|Abu Dhabi Grand Prix|
|Venue: Yas Marina Race: Sunday 23 November, 13:00 GMT|
|Coverage:Practice, qualifying and race all live across BBC TV, BBC Radio 5 live & BBC Sport website|
After eight months and 18 races that have seen two childhood friends battle it out for the greatest prize in motorsport, the season finale in Abu Dhabi will take place this weekend - with Formula 1's driver's world championship still to be decided.
Britain's Lewis Hamilton is on the verge of his second world title, six years after his first, with a 17-point lead over Mercedes team-mate Nico Rosberg.

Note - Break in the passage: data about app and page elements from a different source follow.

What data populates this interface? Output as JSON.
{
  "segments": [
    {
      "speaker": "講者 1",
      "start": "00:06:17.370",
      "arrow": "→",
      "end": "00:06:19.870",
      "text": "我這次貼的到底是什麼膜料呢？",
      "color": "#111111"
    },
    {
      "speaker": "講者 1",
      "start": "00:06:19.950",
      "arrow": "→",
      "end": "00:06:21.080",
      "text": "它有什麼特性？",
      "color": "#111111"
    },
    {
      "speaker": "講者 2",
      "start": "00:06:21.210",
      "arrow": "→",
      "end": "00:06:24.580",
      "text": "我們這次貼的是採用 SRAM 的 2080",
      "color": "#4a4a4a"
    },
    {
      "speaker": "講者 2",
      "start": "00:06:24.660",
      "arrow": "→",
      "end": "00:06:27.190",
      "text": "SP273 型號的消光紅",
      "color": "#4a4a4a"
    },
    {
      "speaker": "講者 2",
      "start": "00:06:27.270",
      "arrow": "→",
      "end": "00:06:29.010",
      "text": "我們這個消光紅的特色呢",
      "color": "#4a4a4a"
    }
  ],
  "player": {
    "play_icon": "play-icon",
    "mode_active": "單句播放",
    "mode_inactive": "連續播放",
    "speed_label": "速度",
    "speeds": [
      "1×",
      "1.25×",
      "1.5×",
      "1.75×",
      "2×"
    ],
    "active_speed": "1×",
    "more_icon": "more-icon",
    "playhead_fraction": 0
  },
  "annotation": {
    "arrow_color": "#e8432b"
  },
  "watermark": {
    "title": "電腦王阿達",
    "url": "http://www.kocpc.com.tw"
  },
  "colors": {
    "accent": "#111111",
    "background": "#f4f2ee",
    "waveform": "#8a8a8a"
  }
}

But with controversial double points on offer for the final race - 50 for the winner - at Yas Marina, along with the threat of mechanical issues creeping in following a long season, the 2014 title could still go either way.
The title decider
From the moment pre-season testing began in January, it was clear Mercedes and their two drivers Hamilton and Rosberg would be difficult to beat.
And so it proved, with the pair sharing 17 of the 18 pole positions between them and securing 15 wins as they fought out a private battle for the title.
Hamilton began the season on the back foot, with a retirement in the season opener in Australia and spent the next few months clawing back the deficit.
But it was not until the Belgian Grand Prix in August that the momentum looked to really step up. When fighting for the lead, Rosberg turned in on Hamilton, puncturing the Briton's tyre. The battle lines were drawn.
|Chief F1 writer Andrew Benson on Abu Dhabi GP|
|The Abu Dhabi Grand Prix exists in a pristine bubble, the sort that Formula 1 too often resides within but which has been punctured by the troubles of recent months.|
|The arguments currently dominating F1 - the cost of the sport, the survival of the small teams and engine developments - will seem incongruous set against the sheen of wealth and privilege represented by the gleaming Yas Marina circuit.|
|But the track is in some ways a fitting place to end the season. Just as in F1 itself, a veneer of glamour generally hides a more uncomfortable reality, so the glimmering, colour-shifting Yas Viceroy hotel and perfect-painted borders of the track distract from the fact that as a venue to generate good racing, Yas Marina is sadly lacking.|
|A great "facility" it may be, as almost everyone in F1 will say. But despite an effectively bottomless budget, a great race track it is not.|
Hamilton responded with victory in each of the next five races to turn a 29-point deficit into a 24-point lead with two races to go. In two of those races, Hamilton caught and passed Rosberg on track, with the German unable to respond.
But in Brazil, just as Hamilton looked set to take the lead from Rosberg, he pushed too hard and spun. And though he re-caught Rosberg, his team-mate did just enough to hold him off.
Rosberg's victory cut Hamilton's lead to 17 points with 50 remaining in Abu Dhabi. But even if Rosberg wins in the desert, Hamilton needs only to finish second to seal the title.
The greatest show on Earth
Formula 1 heads to the desert for the season finale with Abu Dhabi's spectacular multi-million pound venue playing host.
Built on a man-made island, Yas Marina's 5.554km track features three distinct elements - fast and flowing turns followed by two long straights and finishing with a tight and twisty section.
It is a twilight race too, so the grand prix starts in daylight and finishes in darkness under the floodlights.
The stunning 499-room Yas Hotel, which uses 5,389 pivoting LED panes to produce a spectacular light show, straddles the circuit. While over the way you will find Ferrari World, home to the Formula Rossa roller-coaster that has a top speed of 240km/h.
The venue's capacity is not massive at just 41,000 people but that is because the focus is on offering a luxury experience, with VIP hospitality the focus.
Fans will also be treated to post-race concerts headlined by Pharrell Williams, The Who and DJ Armin van Buuren.
A classic Abu Dhabi Grand Prix
Yas Marina has experience of a Formula 1 title showdown - and it was one of the most exciting in the sport's history.
In 2010, four drivers - Fernando Alonso, Mark Webber, Sebastian Vettel and Lewis Hamilton - were mathematically in contention to win the title.
Alonso was favourite with an eight-point lead over Webber, and Vettel a further seven behind. Hamilton was the outsider, 24 adrift with only a maximum of 25 available.
Vettel led away from pole with Hamilton second, Alonso third and Webber fifth. If things stayed the same, Alonso would clinch the title.
But Red Bull gambled on an early pit stop for Webber, and Ferrari covered it by pitting Alonso. It did not pay off. Both dropped down the field and failed to recover.
Vettel stormed clear at the front to become the sport's youngest champion, ahead of Hamilton, while Alonso could only finish seventh and Webber eighth.